“Action Microsoft.Crm.Setup.Server.CreateSetupUserAction failed. Exception from HRESULT: 0x80048306.”
It took me a while to figure out that this might be a security-related issue, so I took a guess and added my User Account to the “CRMPrivUserGroup” and “CRMSQLAccessGroup” groups. After cleaining up the remenants of the first installation, I retried the installation and everything went as planned.
Now to the configuration issue that seems to be causing the most confusion out there – DELEGATION
Microsoft CRM 3.0 makes use of impersonation and delegation, allowing the CRM Application Server to delegate user credentials through to the Database and Report Servers. When a user on Client Machine A authenticates with the CRM Application Server on Machine B, they prove that they know a secret associated with their User Account (typically a password). However, the user doesn’t tell machine B what the password is. In normal circumstances, machine B has no way of proving to the SQL Server on Machine C that it really does have a valid logon for the client, but C needs proof. This is why we need impersonation and delegation.
There is a great article which explains this step-by-step, available in the September 2005 issue of MSDN Magazine, which I recommend you take the time to read: http://msdn.microsoft.com/msdnmag/issues/05/09/SecurityBriefs/default.aspx.

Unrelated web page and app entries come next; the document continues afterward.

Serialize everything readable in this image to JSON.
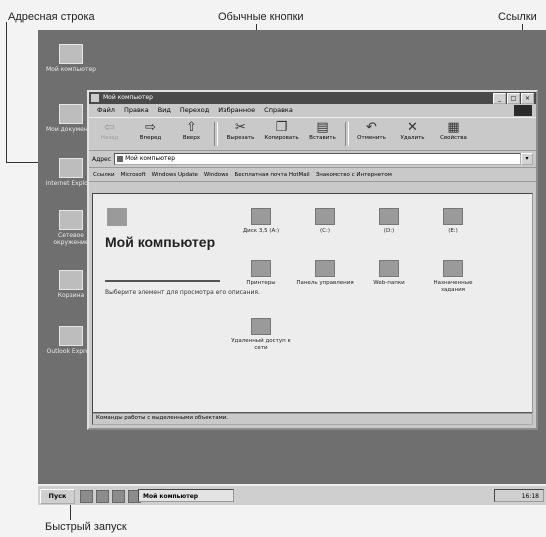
{
  "callouts": {
    "address_bar": "Адресная строка",
    "standard_buttons": "Обычные кнопки",
    "links": "Ссылки",
    "quick_launch": "Быстрый запуск"
  },
  "desktop_icons": [
    {
      "label": "Мой компьютер",
      "icon": "my-computer-icon"
    },
    {
      "label": "Мои документы",
      "icon": "my-documents-icon"
    },
    {
      "label": "Internet Explorer",
      "icon": "internet-explorer-icon"
    },
    {
      "label": "Сетевое окружение",
      "icon": "network-icon"
    },
    {
      "label": "Корзина",
      "icon": "recycle-bin-icon"
    },
    {
      "label": "Outlook Express",
      "icon": "outlook-express-icon"
    }
  ],
  "window": {
    "title": "Мой компьютер",
    "controls": [
      "_",
      "□",
      "×"
    ],
    "menu": [
      "Файл",
      "Правка",
      "Вид",
      "Переход",
      "Избранное",
      "Справка"
    ],
    "toolbar": [
      {
        "label": "Назад",
        "icon": "back-arrow-icon",
        "disabled": true
      },
      {
        "label": "Вперед",
        "icon": "forward-arrow-icon",
        "disabled": false
      },
      {
        "label": "Вверх",
        "icon": "up-folder-icon",
        "disabled": false
      },
      {
        "label": "Вырезать",
        "icon": "cut-icon",
        "disabled": false
      },
      {
        "label": "Копировать",
        "icon": "copy-icon",
        "disabled": false
      },
      {
        "label": "Вставить",
        "icon": "paste-icon",
        "disabled": false
      },
      {
        "label": "Отменить",
        "icon": "undo-icon",
        "disabled": false
      },
      {
        "label": "Удалить",
        "icon": "delete-icon",
        "disabled": false
      },
      {
        "label": "Свойства",
        "icon": "properties-icon",
        "disabled": false
      }
    ],
    "address": {
      "label": "Адрес",
      "value": "Мой компьютер"
    },
    "links": [
      "Ссылки",
      "Microsoft",
      "Windows Update",
      "Windows",
      "Бесплатная почта HotMail",
      "Знакомство с Интернетом"
    ],
    "content": {
      "title": "Мой компьютер",
      "hint": "Выберите элемент для просмотра его описания.",
      "items": [
        {
          "label": "Диск 3,5 (A:)",
          "icon": "floppy-drive-icon"
        },
        {
          "label": "(C:)",
          "icon": "hard-drive-icon"
        },
        {
          "label": "(D:)",
          "icon": "hard-drive-icon"
        },
        {
          "label": "(E:)",
          "icon": "cd-drive-icon"
        },
        {
          "label": "Принтеры",
          "icon": "printers-folder-icon"
        },
        {
          "label": "Панель управления",
          "icon": "control-panel-icon"
        },
        {
          "label": "Web-папки",
          "icon": "web-folders-icon"
        },
        {
          "label": "Назначенные задания",
          "icon": "scheduled-tasks-icon"
        },
        {
          "label": "Удаленный доступ к сети",
          "icon": "dialup-networking-icon"
        }
      ]
    },
    "status": "Команды работы с выделенными объектами."
  },
  "taskbar": {
    "start": "Пуск",
    "task": "Мой компьютер",
    "clock": "16:18"
  }
}
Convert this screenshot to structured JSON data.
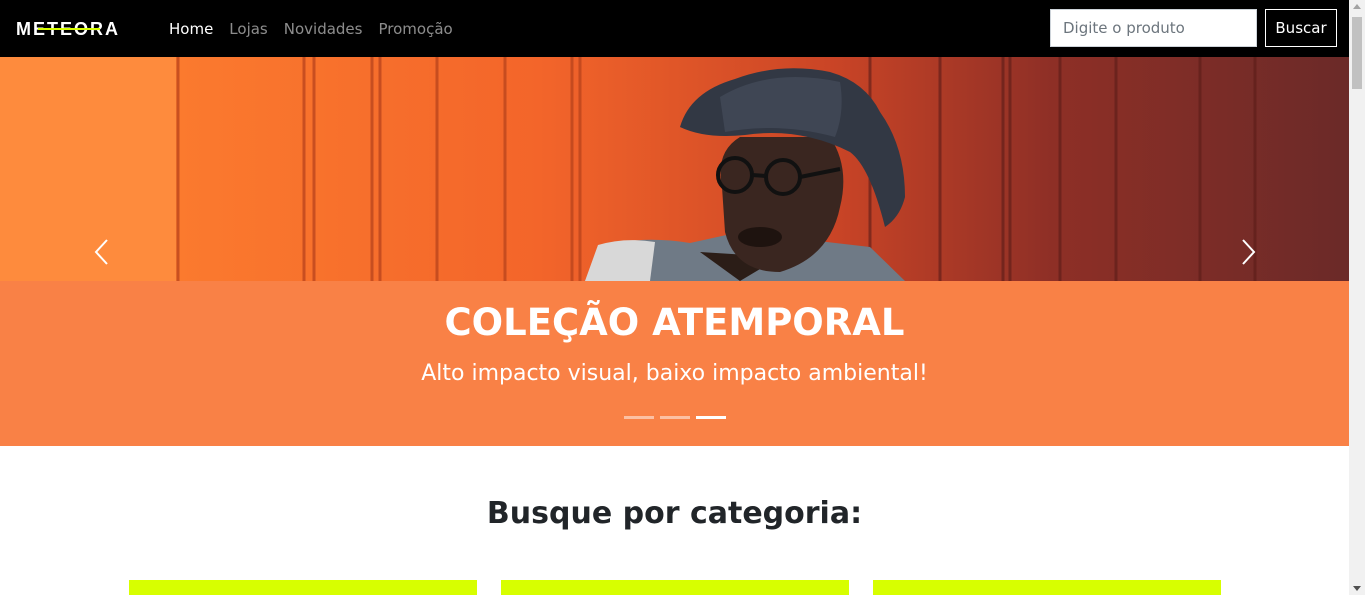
{
  "brand": {
    "name": "METEORA",
    "accent_color": "#d7ff00"
  },
  "nav": {
    "links": [
      {
        "label": "Home",
        "active": true
      },
      {
        "label": "Lojas",
        "active": false
      },
      {
        "label": "Novidades",
        "active": false
      },
      {
        "label": "Promoção",
        "active": false
      }
    ]
  },
  "search": {
    "placeholder": "Digite o produto",
    "value": "",
    "button_label": "Buscar"
  },
  "carousel": {
    "title": "COLEÇÃO ATEMPORAL",
    "subtitle": "Alto impacto visual, baixo impacto ambiental!",
    "slide_count": 3,
    "active_slide": 3,
    "background_color": "#f98146",
    "prev_icon": "chevron-left-icon",
    "next_icon": "chevron-right-icon"
  },
  "categories": {
    "heading": "Busque por categoria:",
    "tile_color": "#d7ff00",
    "visible_tiles": 3
  }
}
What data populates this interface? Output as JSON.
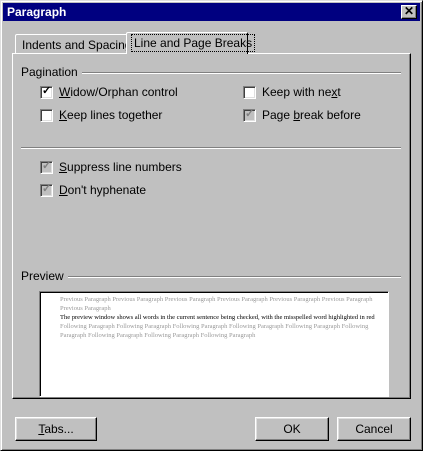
{
  "window": {
    "title": "Paragraph",
    "close_glyph": "✕"
  },
  "tabs": [
    {
      "label": "Indents and Spacing",
      "active": false
    },
    {
      "label": "Line and Page Breaks",
      "active": true
    }
  ],
  "pagination": {
    "label": "Pagination",
    "widow_orphan": {
      "pre": "",
      "key": "W",
      "post": "idow/Orphan control",
      "checked": true
    },
    "keep_lines": {
      "pre": "",
      "key": "K",
      "post": "eep lines together",
      "checked": false
    },
    "keep_next": {
      "pre": "Keep with ne",
      "key": "x",
      "post": "t",
      "checked": false
    },
    "page_break": {
      "pre": "Page ",
      "key": "b",
      "post": "reak before",
      "checked": true,
      "indeterminate": true
    }
  },
  "suppress_line_numbers": {
    "pre": "",
    "key": "S",
    "post": "uppress line numbers",
    "checked": true,
    "indeterminate": true
  },
  "dont_hyphenate": {
    "pre": "",
    "key": "D",
    "post": "on't hyphenate",
    "checked": true,
    "indeterminate": true
  },
  "preview": {
    "label": "Preview",
    "previous": "Previous Paragraph Previous Paragraph Previous Paragraph Previous Paragraph Previous Paragraph Previous Paragraph Previous Paragraph",
    "current": "The preview window shows all words in the current sentence being checked, with the misspelled word highlighted in red",
    "following": "Following Paragraph Following Paragraph Following Paragraph Following Paragraph Following Paragraph Following Paragraph Following Paragraph Following Paragraph Following Paragraph"
  },
  "buttons": {
    "tabs": {
      "key": "T",
      "post": "abs..."
    },
    "ok": "OK",
    "cancel": "Cancel"
  },
  "colors": {
    "titlebar": "#000080",
    "face": "#c0c0c0"
  }
}
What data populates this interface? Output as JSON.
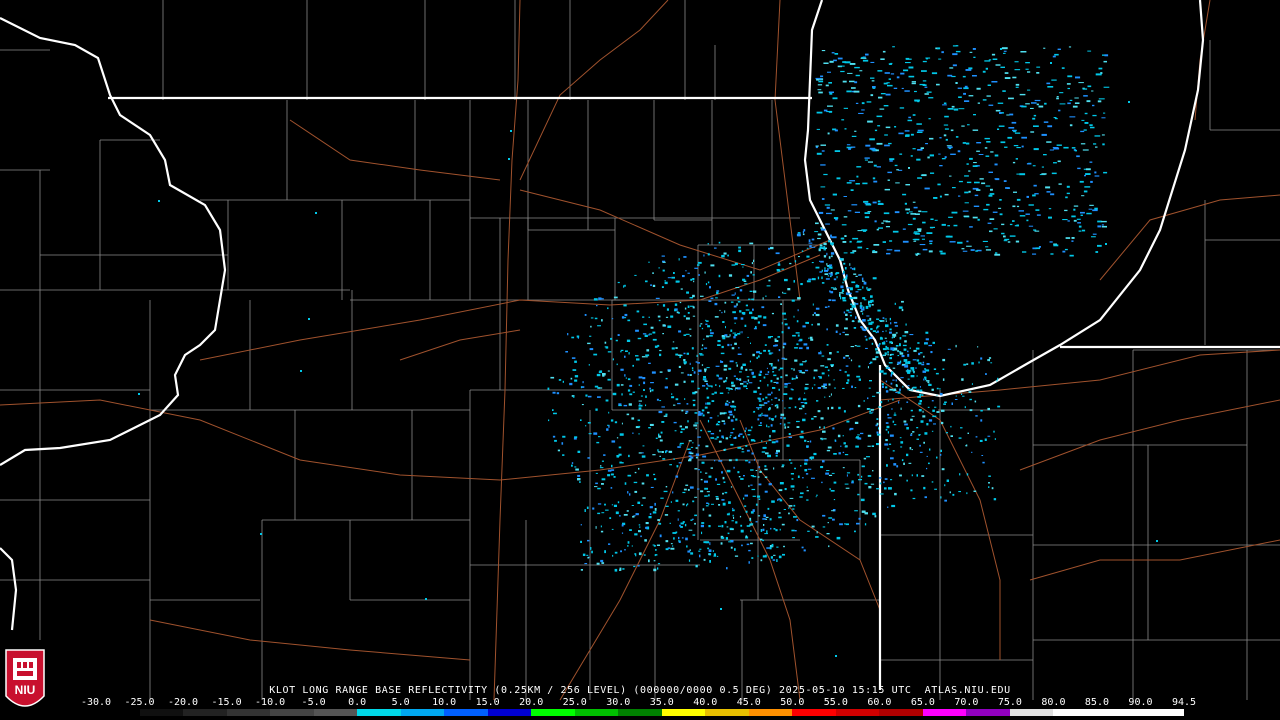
{
  "product_caption": "KLOT LONG RANGE BASE REFLECTIVITY (0.25KM / 256 LEVEL) (000000/0000 0.5 DEG) 2025-05-10 15:15 UTC  ATLAS.NIU.EDU",
  "logo_text": "NIU",
  "scale": {
    "ticks": [
      "-30.0",
      "-25.0",
      "-20.0",
      "-15.0",
      "-10.0",
      "-5.0",
      "0.0",
      "5.0",
      "10.0",
      "15.0",
      "20.0",
      "25.0",
      "30.0",
      "35.0",
      "40.0",
      "45.0",
      "50.0",
      "55.0",
      "60.0",
      "65.0",
      "70.0",
      "75.0",
      "80.0",
      "85.0",
      "90.0",
      "94.5"
    ],
    "colors": [
      "#000000",
      "#101010",
      "#222222",
      "#333333",
      "#444444",
      "#555555",
      "#00d8e8",
      "#00a8f0",
      "#0060ff",
      "#0000d0",
      "#00ff00",
      "#00c000",
      "#008000",
      "#ffff00",
      "#e8c000",
      "#ff9000",
      "#ff0000",
      "#d00000",
      "#b00000",
      "#ff00ff",
      "#9000c0",
      "#e0e0e0",
      "#ffffff",
      "#ffffff",
      "#ffffff"
    ]
  },
  "colors": {
    "background": "#000000",
    "state_border": "#ffffff",
    "county_line": "#8a8a8a",
    "highway": "#a0522d",
    "echo_primary": "#00c8e8",
    "echo_secondary": "#1e90ff"
  }
}
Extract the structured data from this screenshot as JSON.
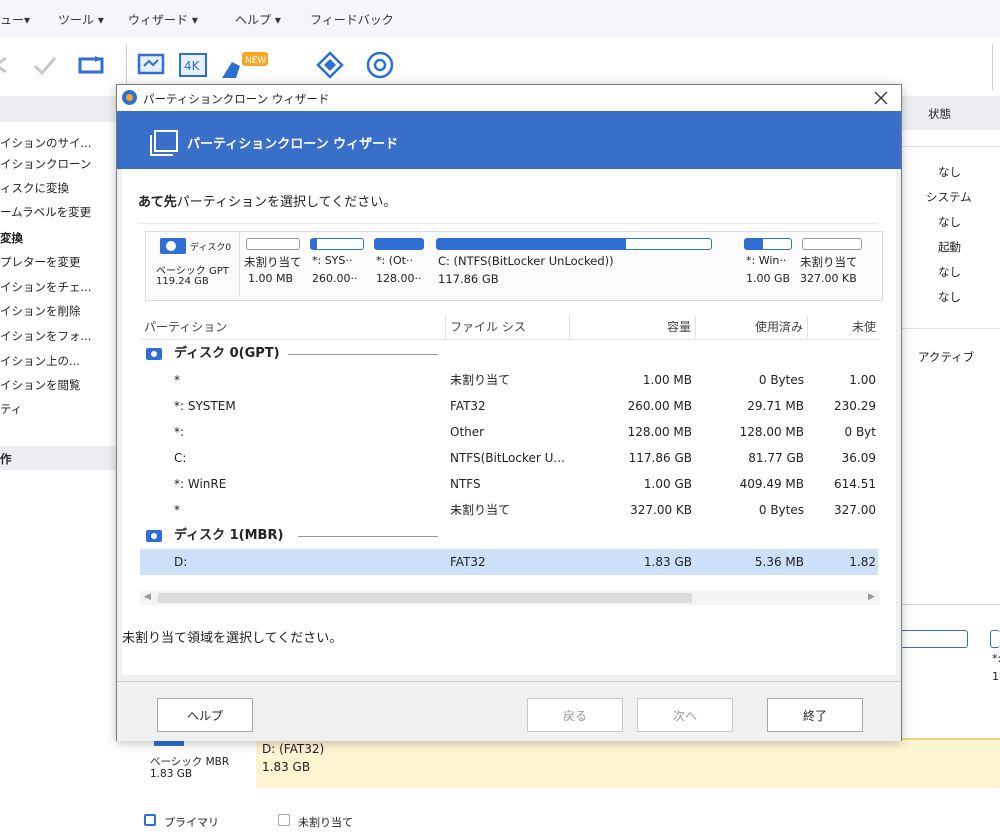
{
  "menubar": {
    "items": [
      "ュー▾",
      "ツール ▾",
      "ウィザード ▾",
      "ヘルプ ▾",
      "フィードバック"
    ]
  },
  "toolbar": {
    "new_badge": "NEW",
    "k4_label": "4K"
  },
  "left_panel": {
    "items": [
      "イションのサイ...",
      "イションクローン",
      "ィスクに変換",
      "ームラベルを変更",
      "変換",
      "プレターを変更",
      "イションをチェ...",
      "イションを削除",
      "イションをフォ...",
      "イション上の...",
      "イションを閲覧",
      "ティ"
    ],
    "section2": "作"
  },
  "right_panel": {
    "header": "状態",
    "statuses": [
      "なし",
      "システム",
      "なし",
      "起動",
      "なし",
      "なし"
    ],
    "active": "アクティブ"
  },
  "dialog": {
    "title": "パーティションクローン ウィザード",
    "header_title": "パーティションクローン ウィザード",
    "instruction_bold": "あて先",
    "instruction_rest": "パーティションを選択してください。",
    "disk0": {
      "label": "ディスク0",
      "type": "ベーシック GPT",
      "size": "119.24 GB",
      "partitions": [
        {
          "name": "未割り当て",
          "size": "1.00 MB",
          "fill": 0
        },
        {
          "name": "*: SYS··",
          "size": "260.00··",
          "fill": 0.11
        },
        {
          "name": "*: (Ot··",
          "size": "128.00··",
          "fill": 1
        },
        {
          "name": "C: (NTFS(BitLocker UnLocked))",
          "size": "117.86 GB",
          "fill": 0.69
        },
        {
          "name": "*: Win··",
          "size": "1.00 GB",
          "fill": 0.4
        },
        {
          "name": "未割り当て",
          "size": "327.00 KB",
          "fill": 0
        }
      ]
    },
    "table": {
      "columns": [
        "パーティション",
        "ファイル シス",
        "容量",
        "使用済み",
        "未使"
      ],
      "disk0_label": "ディスク 0(GPT)",
      "disk1_label": "ディスク 1(MBR)",
      "disk0_rows": [
        {
          "partition": "*",
          "fs": "未割り当て",
          "capacity": "1.00 MB",
          "used": "0 Bytes",
          "free": "1.00"
        },
        {
          "partition": "*: SYSTEM",
          "fs": "FAT32",
          "capacity": "260.00 MB",
          "used": "29.71 MB",
          "free": "230.29"
        },
        {
          "partition": "*:",
          "fs": "Other",
          "capacity": "128.00 MB",
          "used": "128.00 MB",
          "free": "0 Byt"
        },
        {
          "partition": "C:",
          "fs": "NTFS(BitLocker U...",
          "capacity": "117.86 GB",
          "used": "81.77 GB",
          "free": "36.09"
        },
        {
          "partition": "*: WinRE",
          "fs": "NTFS",
          "capacity": "1.00 GB",
          "used": "409.49 MB",
          "free": "614.51"
        },
        {
          "partition": "*",
          "fs": "未割り当て",
          "capacity": "327.00 KB",
          "used": "0 Bytes",
          "free": "327.00"
        }
      ],
      "disk1_rows": [
        {
          "partition": "D:",
          "fs": "FAT32",
          "capacity": "1.83 GB",
          "used": "5.36 MB",
          "free": "1.82"
        }
      ]
    },
    "hint": "未割り当て領域を選択してください。",
    "buttons": {
      "help": "ヘルプ",
      "back": "戻る",
      "next": "次へ",
      "finish": "終了"
    }
  },
  "bottom": {
    "disk1_type": "ベーシック MBR",
    "disk1_size": "1.83 GB",
    "partition_name": "D: (FAT32)",
    "partition_size": "1.83 GB",
    "right_label": "*:",
    "right_value": "1",
    "legend_primary": "プライマリ",
    "legend_unalloc": "未割り当て"
  },
  "colors": {
    "accent": "#3a6fc9",
    "bar": "#2f6fd3",
    "selected_row": "#cce0f7",
    "bottom_yellow": "#fdf5d2"
  }
}
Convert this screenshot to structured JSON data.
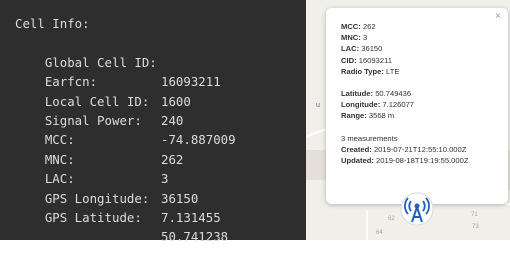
{
  "terminal": {
    "heading": "Cell Info:",
    "rows": [
      {
        "label": "Global Cell ID:",
        "value": "16093211"
      },
      {
        "label": "Earfcn:",
        "value": "1600"
      },
      {
        "label": "Local Cell ID:",
        "value": "240"
      },
      {
        "label": "Signal Power:",
        "value": "-74.887009"
      },
      {
        "label": "MCC:",
        "value": "262"
      },
      {
        "label": "MNC:",
        "value": "3"
      },
      {
        "label": "LAC:",
        "value": "36150"
      },
      {
        "label": "GPS Longitude:",
        "value": "7.131455"
      },
      {
        "label": "GPS Latitude:",
        "value": "50.741238"
      }
    ]
  },
  "popup": {
    "close_glyph": "×",
    "mcc_label": "MCC:",
    "mcc": "262",
    "mnc_label": "MNC:",
    "mnc": "3",
    "lac_label": "LAC:",
    "lac": "36150",
    "cid_label": "CID:",
    "cid": "16093211",
    "radio_label": "Radio Type:",
    "radio": "LTE",
    "lat_label": "Latitude:",
    "lat": "50.749436",
    "lon_label": "Longitude:",
    "lon": "7.126077",
    "range_label": "Range:",
    "range": "3568 m",
    "measurements": "3 measurements",
    "created_label": "Created:",
    "created": "2019-07-21T12:55:10.000Z",
    "updated_label": "Updated:",
    "updated": "2019-08-18T19:19:55.000Z"
  },
  "map": {
    "side_char": "u",
    "numbers": [
      "62",
      "71",
      "73",
      "64"
    ],
    "tower_icon": "cell-tower-icon",
    "tower_color": "#1f5fc0"
  }
}
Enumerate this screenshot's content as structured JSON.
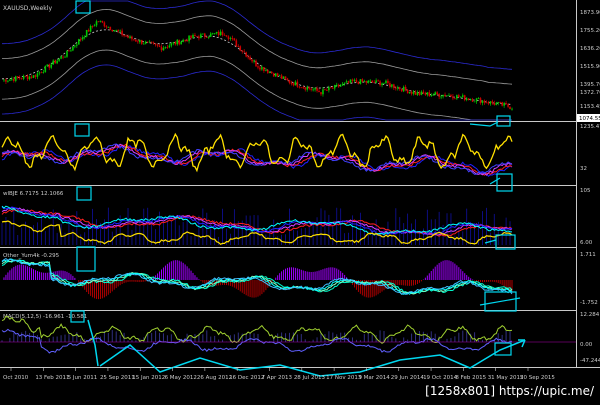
{
  "window": {
    "symbol_title": "XAUUSD,Weekly",
    "watermark": "[1258x801] https://upic.me/"
  },
  "colors": {
    "background": "#000000",
    "grid_separator": "#c8c8c8",
    "bull_candle": "#00c800",
    "bear_candle": "#d00000",
    "annotation": "#00d8f0",
    "price_box": "#ffffff",
    "yellow_line": "#ffe000",
    "blue_line": "#2020ff",
    "red_line": "#ff2020",
    "magenta_line": "#d040ff",
    "teal_line": "#00ffd0",
    "cyan_line": "#00ffff",
    "purple_hist": "#a000ff",
    "dark_red_hist": "#b00000",
    "navy_line": "#1010a0"
  },
  "panels": [
    {
      "id": "price",
      "label": "XAUUSD,Weekly",
      "price_labels": [
        "1873.90",
        "1755.20",
        "1636.20",
        "1515.90",
        "1395.70",
        "1372.70",
        "1153.45"
      ],
      "current_price": "1074.55"
    },
    {
      "id": "oscillator-1",
      "label": "",
      "price_labels": [
        "1235.47",
        "32"
      ]
    },
    {
      "id": "oscillator-2",
      "label": "wlBJE 6.7175 12.1066",
      "price_labels": [
        "105",
        "6.00"
      ]
    },
    {
      "id": "oscillator-3",
      "label": "Other_Yum4k -0.295",
      "price_labels": [
        "1.711",
        "-1.752"
      ]
    },
    {
      "id": "macd",
      "label": "MACD(5,12,5) -16.961 -10.581",
      "price_labels": [
        "12.284",
        "0.00",
        "-47.244"
      ]
    }
  ],
  "time_axis": [
    "Oct 2010",
    "13 Feb 2011",
    "5 Jun 2011",
    "25 Sep 2011",
    "15 Jan 2012",
    "6 May 2012",
    "26 Aug 2012",
    "16 Dec 2012",
    "7 Apr 2013",
    "28 Jul 2013",
    "17 Nov 2013",
    "9 Mar 2014",
    "29 Jun 2014",
    "19 Oct 2014",
    "8 Feb 2015",
    "31 May 2015",
    "20 Sep 2015"
  ],
  "chart_data": {
    "type": "line",
    "title": "XAUUSD,Weekly",
    "xlabel": "",
    "ylabel": "",
    "x": [
      "Oct 2010",
      "13 Feb 2011",
      "5 Jun 2011",
      "25 Sep 2011",
      "15 Jan 2012",
      "6 May 2012",
      "26 Aug 2012",
      "16 Dec 2012",
      "7 Apr 2013",
      "28 Jul 2013",
      "17 Nov 2013",
      "9 Mar 2014",
      "29 Jun 2014",
      "19 Oct 2014",
      "8 Feb 2015",
      "31 May 2015",
      "20 Sep 2015"
    ],
    "series": [
      {
        "values": [
          1340,
          1370,
          1530,
          1780,
          1650,
          1580,
          1660,
          1690,
          1450,
          1330,
          1250,
          1330,
          1320,
          1240,
          1230,
          1190,
          1140
        ]
      }
    ],
    "ylim": [
      1074.55,
      1873.9
    ],
    "grid": false
  }
}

All clear??? Good, so now all I have to do is figure out what delegation settings I need to request Microsoft IT to configure – remember I don’t have AD administration rights.
Firstly, I needed to make sure I have the correct Service Principle Names (SPNs) set up on the correct AD objects. Because I am running the SQL Server, the CRM Web Server and the SRS Web Server using the Network Service credential, then I must set the SPNs the relevant computer accounts (Network Service uses the machine account to access resources). Using the SETSP.EXE tool that comes with the Windows Server 2003 Support Tools, I ran the following commands (domain names have been changed to protect the innocent):
- SETSPN -A MSSQLSvc/SQL01:1433 DOMAIN\SQL01
- SETSPN -A MSSQLSvc/SQL01.domain.com:1433 DOMAIN\SQL01
- SETSPN -A HTTP/RPT01 DOMAIN\RPT01
- SETSPN -A HTTP/RPT01.domain.com DOMAIN\RPT01
- SETSPN -A HTTP/CRM01 DOMAIN\CRM01
- SETSPN -A HTTP/CRM01.domain.com DOMAIN\CRM01
That’s taken care of the SPNs, now I needed to request Microsoft IT to set up the following constrained delegations:
On Machine Account CRM01:
On Machine Account RPT01:
Suddenly, everything in the world is goodness and I have access to the reports which were missing before.
To be continued…
This posting is provided “AS IS” with no warranties, and confers no rights.